While this improved security and safety of the residents, it had driven up costs, placing additional strain on Tafta’s budgets.“We are seeking funding support, but it is extremely difficult, given the pressure on funding sources right now.”

Shamam said that the two people placed in isolation after returning from abroad had not shown any symptoms nor tested positive for Covid-19.

“We’ve been in lockdown now for a week and we’re extremely proud of how well our staff have managed the various challenges they’ve had to overcome, including intensive education of some of the elders who haven’t yet realised the risks involved in leaving our buildings.”

These are unprecedented times, and the role of media to tell and record the story of South Africa as it develops is more important than ever. But it comes at a cost. Advertisers are cancelling campaigns, and our live events have come to an abrupt halt. Our income has been slashed.

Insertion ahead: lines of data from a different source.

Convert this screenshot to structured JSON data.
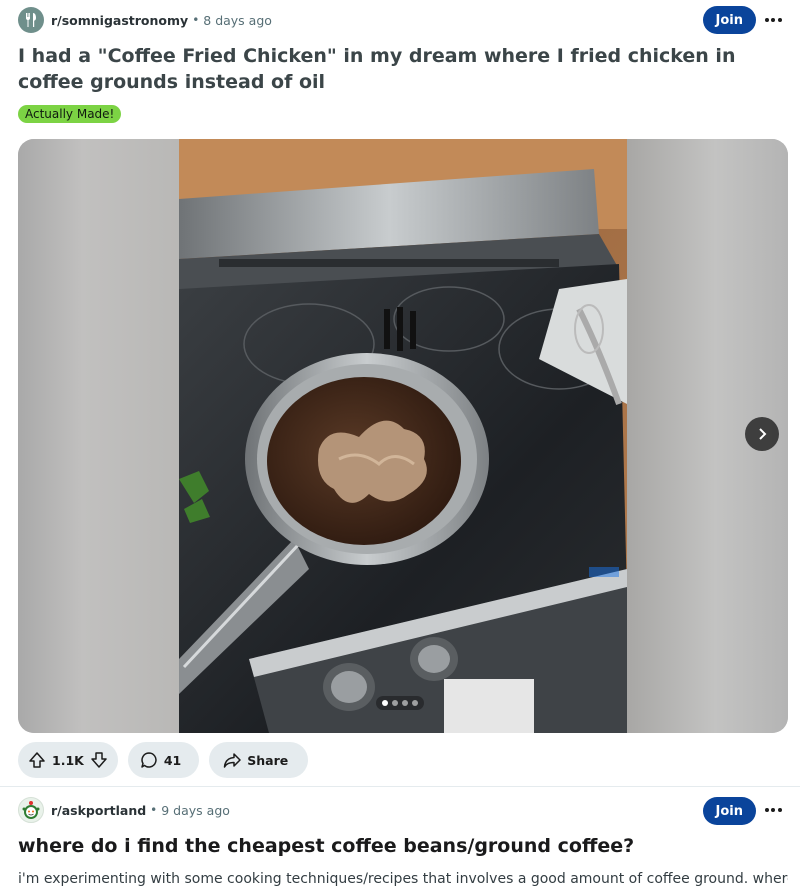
{
  "post1": {
    "subreddit": "r/somnigastronomy",
    "time_ago": "8 days ago",
    "join_label": "Join",
    "title": "I had a \"Coffee Fried Chicken\" in my dream where I fried chicken in coffee grounds instead of oil",
    "flair": "Actually Made!",
    "carousel": {
      "total": 4,
      "active": 1
    },
    "votes": "1.1K",
    "comments": "41",
    "share_label": "Share",
    "icons": [
      "fork-knife-icon",
      "upvote-icon",
      "downvote-icon",
      "comment-icon",
      "share-icon",
      "more-icon",
      "chevron-right-icon"
    ]
  },
  "post2": {
    "subreddit": "r/askportland",
    "time_ago": "9 days ago",
    "join_label": "Join",
    "title": "where do i find the cheapest coffee beans/ground coffee?",
    "excerpt": "i'm experimenting with some cooking techniques/recipes that involves a good amount of coffee ground. where"
  },
  "colors": {
    "join_button": "#0a449b",
    "flair_bg": "#7cd344",
    "action_pill_bg": "#e5ebee",
    "meta_text": "#576f76"
  }
}
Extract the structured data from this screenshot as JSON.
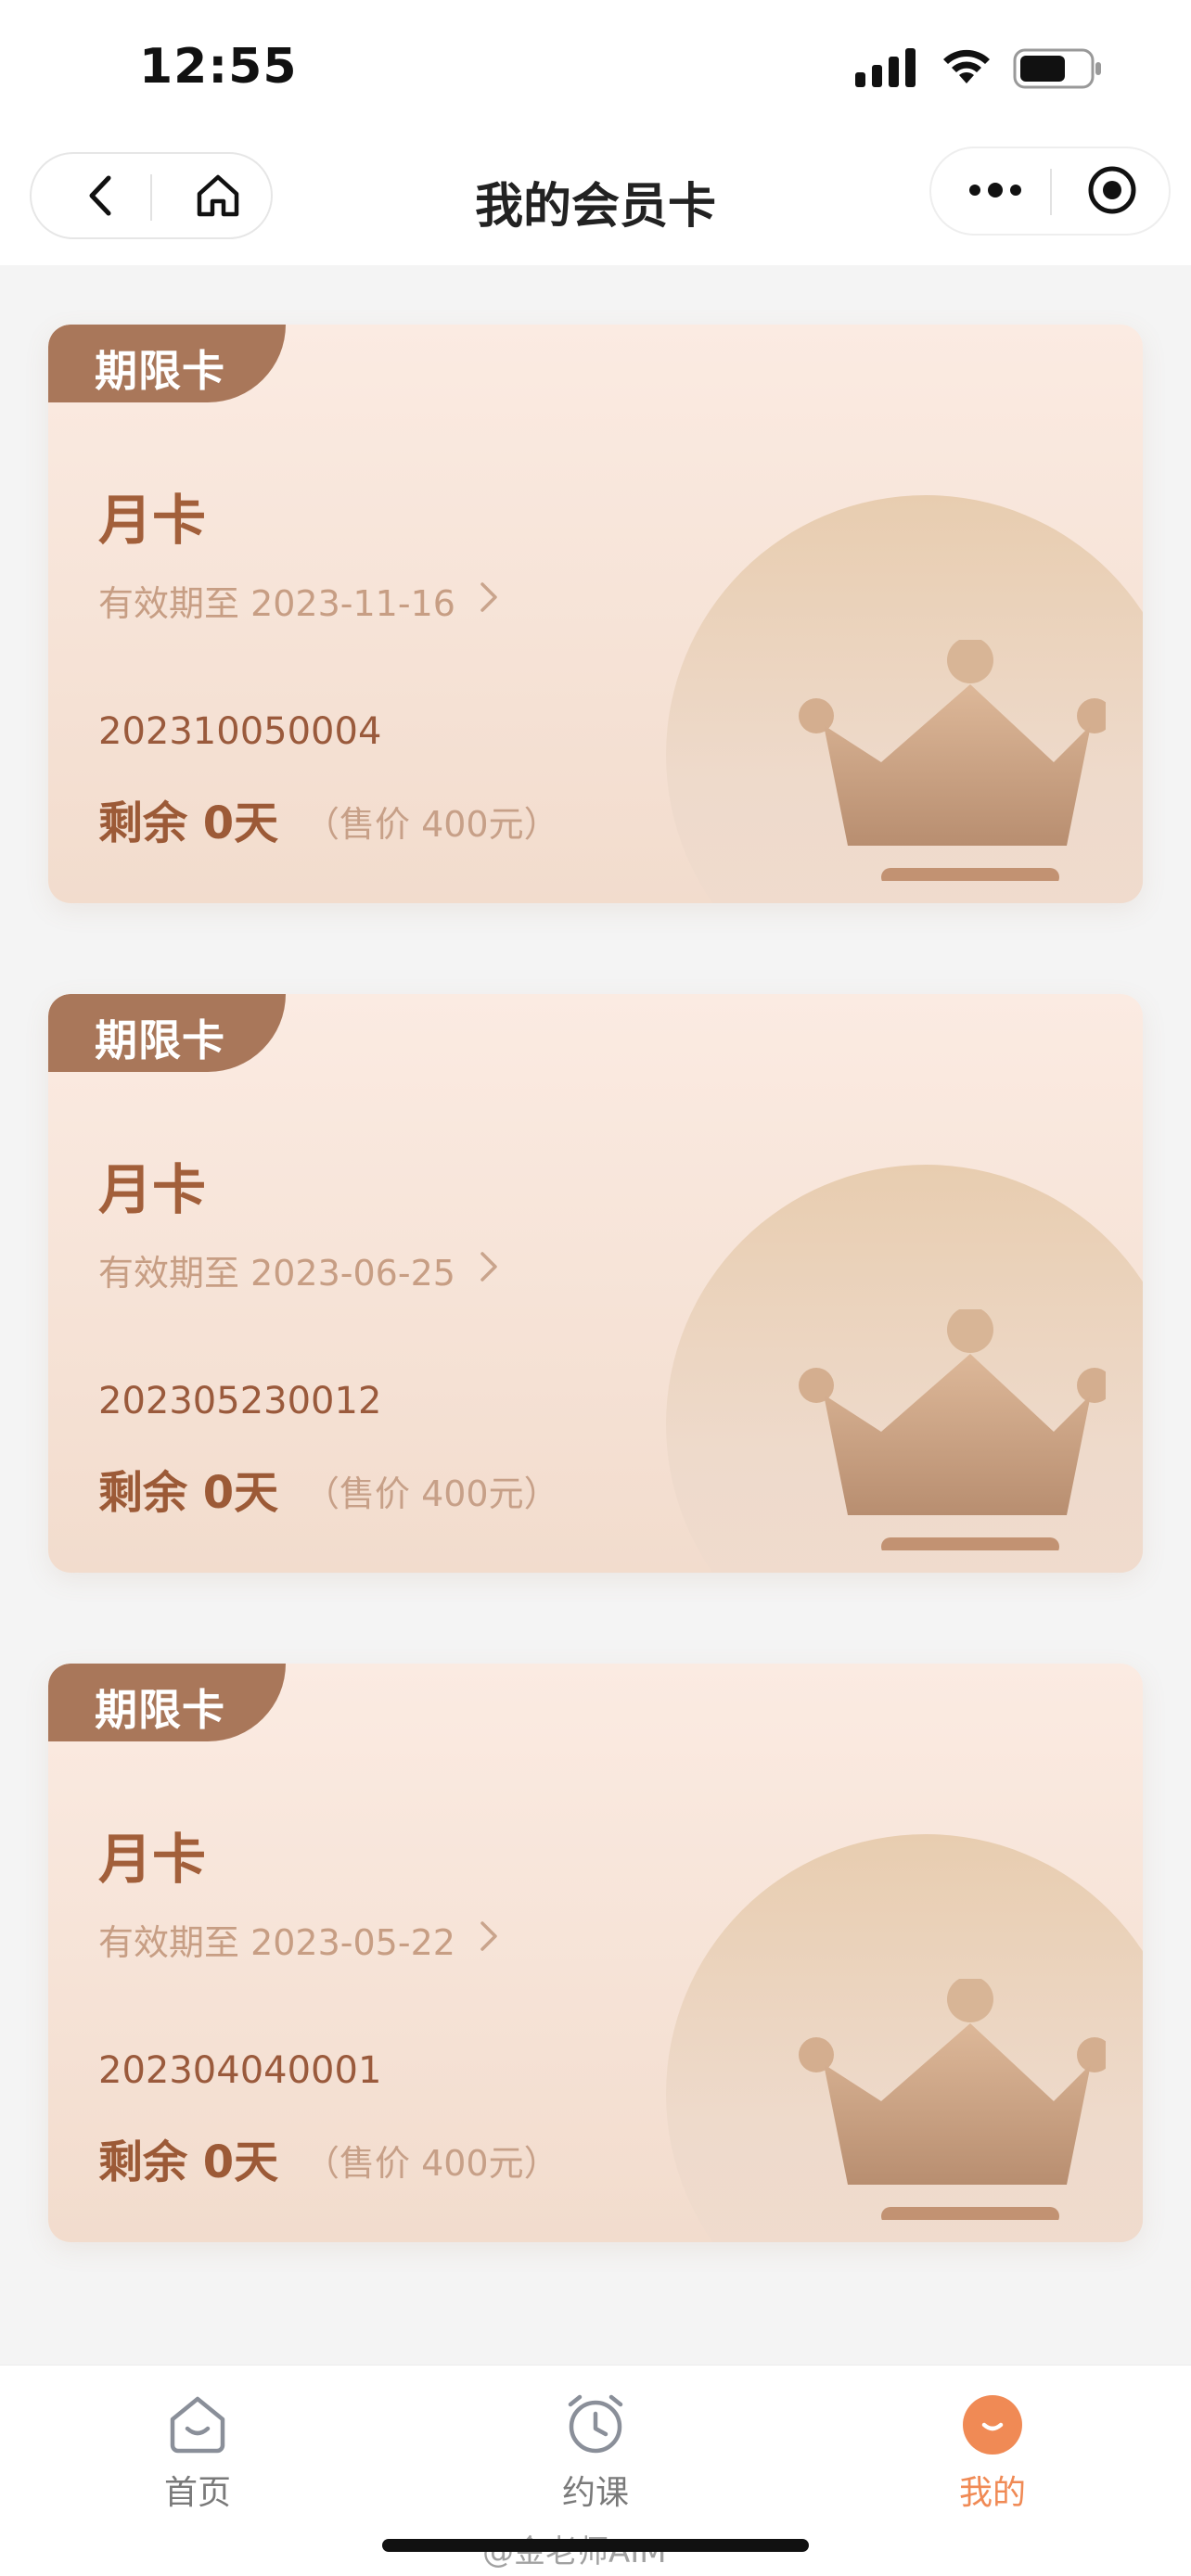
{
  "status_bar": {
    "time": "12:55",
    "icons": [
      "signal-icon",
      "wifi-icon",
      "battery-icon"
    ]
  },
  "nav": {
    "title": "我的会员卡",
    "left_icons": [
      "back-icon",
      "home-icon"
    ],
    "right_icons": [
      "more-icon",
      "close-mini-program-icon"
    ]
  },
  "cards": [
    {
      "tag": "期限卡",
      "name": "月卡",
      "validity": "有效期至 2023-11-16",
      "number": "202310050004",
      "remaining": "剩余 0天",
      "price": "（售价 400元）"
    },
    {
      "tag": "期限卡",
      "name": "月卡",
      "validity": "有效期至 2023-06-25",
      "number": "202305230012",
      "remaining": "剩余 0天",
      "price": "（售价 400元）"
    },
    {
      "tag": "期限卡",
      "name": "月卡",
      "validity": "有效期至 2023-05-22",
      "number": "202304040001",
      "remaining": "剩余 0天",
      "price": "（售价 400元）"
    }
  ],
  "tabs": [
    {
      "label": "首页",
      "icon": "home-tab-icon",
      "active": false
    },
    {
      "label": "约课",
      "icon": "alarm-clock-icon",
      "active": false
    },
    {
      "label": "我的",
      "icon": "profile-icon",
      "active": true
    }
  ],
  "colors": {
    "accent": "#f08a55",
    "card_tag": "#a9775a",
    "card_title": "#a25f3a"
  },
  "watermark": "@金老师AIM"
}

The Mail & Guardian is a proud news publisher with roots stretching back 35 years. We’ve survived thanks to the support of our readers, we will need you to help us get through this.

To help us ensure another 35 future years of fiercely independent journalism, please subscribe.

Paddy Harper
Paddy Harper
Storyteller.
Advertising

ConCourt settles the law on the public protector and interim...

The Constitutional Court said it welcomed robust debate but criticised the populist rhetoric in the battle between Busisiwe Mkhwebane and Minister Pravin Gordhan

Small towns not ready for level 3

Officials in Beaufort West, which is on a route that links the Cape with the rest of the country, are worried relaxed lockdown regulations mean residents are now at risk of contracting Covid-19
Advertising

Press Releases

Covid-19 and Back to School Webinar

If our educators can take care of themselves, they can take care of the children they teach

5G technology is the future

Besides a healthcare problem Covid-19 is also a data issue and 5G technology, with its lightning speed, can help to curb its spread

JTI off to court for tobacco ban: Government not listening to industry or consumers

The tobacco ban places 109 000 jobs and 179 000 wholesalers and retailers at risk — including the livelihood of emerging farmers

Holistic Financial Planning for Professionals Webinar

Our lives are constantly in flux, so it makes sense that your financial planning must be reviewed frequently — preferably on an annual basis

Undeterred by Covid-19 pandemic, China and Africa hold hands, building a community of a shared future for mankind

It is clear that building a community with a shared future for all mankind has become a more pressing task than ever before

Wills, Estate Administration and Succession Planning Webinar

Capital Legacy has had no slowdown in lockdown regarding turnaround with clients, in storing or retrieving wills and in answering their questions

Call for Expression of Interest: Training supply and needs assessment to support the energy transition in South Africa

GIZ invites eligible and professional companies with local presence in South Africa to participate in this tender to support the energy transition

Obituary: Mohammed Tikly

His legacy will live on in the vision he shared for a brighter more socially just future, in which racism and discrimination are things of the past

The best local and international journalism

handpicked and in your inbox every weekday